The army, air force and navy carried out raids in Lagos and Ogun states where the country's intelligence said the militants were hiding while planning attacks in the oil-rich Niger Delta, southern Nigeria.
"The significance of this combined and very vibrant effort of the Nigerian armed forces is to ensure that the militants are flushed out from that general area where they have been causing mayhem and, more significantly, to ensure that their hideouts and camps are completely taken away from that place," army's spokesperson, Colonel Rabe Abubakar, said in a statement.
He added the joint offensive is expected to continue in other parts of the country.
The offensive started as as attacks blamed on the Niger Delta Avengers (NDA) militant group, which emerged at the beginning of the year, have brought oil production to a 30-year low. NDA, the latest group to wage war against Nigeria due to perceived marginalisation in the Delta, vowed to bring the country's oil production down "to zero".
Dialogue with militants
The Nigerian government has claimed several times it has started a dialogue with the militants to find a solution to renewed violence, something the NDA has always denied.
Shortly after President Muhammadu Buhari confirmed talks were taking place in July, the NDA accused him of spreading false claims and claimed responsibility for an attack at a gas pipeline in Akwa Ibom state.

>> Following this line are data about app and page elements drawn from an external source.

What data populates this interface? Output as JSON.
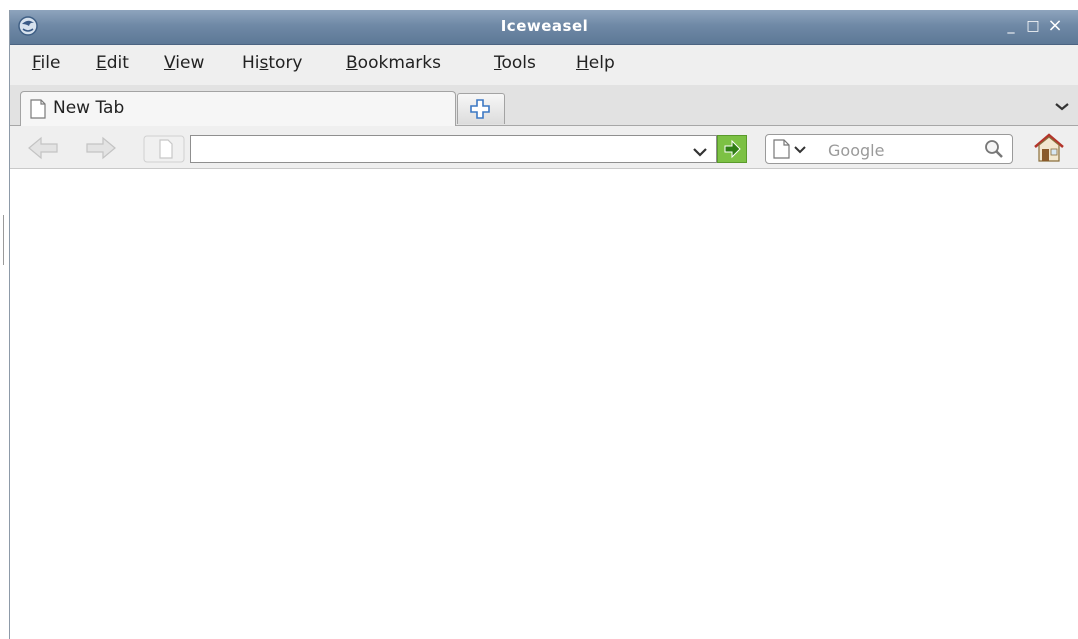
{
  "window": {
    "title": "Iceweasel",
    "controls": {
      "minimize": "_",
      "maximize": "□",
      "close": "×"
    }
  },
  "menubar": {
    "items": [
      {
        "label": "File",
        "mnemonic_index": 0
      },
      {
        "label": "Edit",
        "mnemonic_index": 0
      },
      {
        "label": "View",
        "mnemonic_index": 0
      },
      {
        "label": "History",
        "mnemonic_index": 2
      },
      {
        "label": "Bookmarks",
        "mnemonic_index": 0
      },
      {
        "label": "Tools",
        "mnemonic_index": 0
      },
      {
        "label": "Help",
        "mnemonic_index": 0
      }
    ]
  },
  "tabs": {
    "items": [
      {
        "label": "New Tab",
        "active": true,
        "icon": "document-icon"
      }
    ]
  },
  "navbar": {
    "url": {
      "value": "",
      "placeholder": ""
    },
    "search": {
      "engine": "Google",
      "placeholder": "Google",
      "value": ""
    }
  },
  "icons": {
    "back": "back-arrow-icon",
    "forward": "forward-arrow-icon",
    "page": "page-icon",
    "go": "go-arrow-icon",
    "search": "magnifier-icon",
    "home": "home-icon",
    "new_tab": "plus-icon",
    "tab_list": "chevron-down-icon"
  },
  "colors": {
    "titlebar": "#6f89a6",
    "go_button": "#7cc144",
    "chrome": "#efefef"
  }
}
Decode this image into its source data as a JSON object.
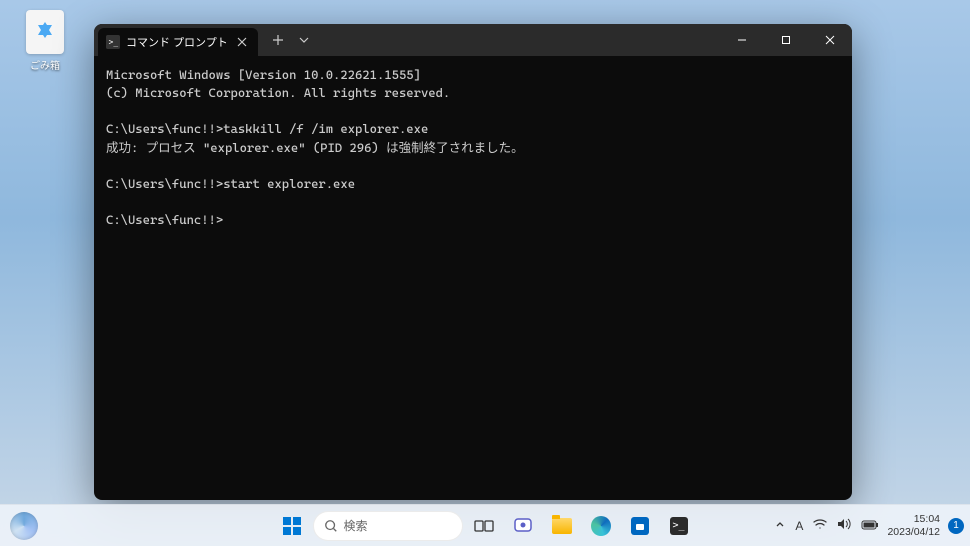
{
  "desktop": {
    "recycle_bin_label": "ごみ箱"
  },
  "window": {
    "tab_title": "コマンド プロンプト"
  },
  "terminal": {
    "lines": [
      "Microsoft Windows [Version 10.0.22621.1555]",
      "(c) Microsoft Corporation. All rights reserved.",
      "",
      "C:\\Users\\func!!>taskkill /f /im explorer.exe",
      "成功: プロセス \"explorer.exe\" (PID 296) は強制終了されました。",
      "",
      "C:\\Users\\func!!>start explorer.exe",
      "",
      "C:\\Users\\func!!>"
    ]
  },
  "taskbar": {
    "search_placeholder": "検索",
    "ime_indicator": "A",
    "time": "15:04",
    "date": "2023/04/12",
    "notification_count": "1"
  }
}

The NDA, the latest militant group to wage war against Nigeria due to perceived marginalisation in the Delta, has also denied claims that the federal government had reached a 30-day truce with militants. The group also urged Buhari to visit the country's south-east to witness the scale of damage caused by years of oil spills.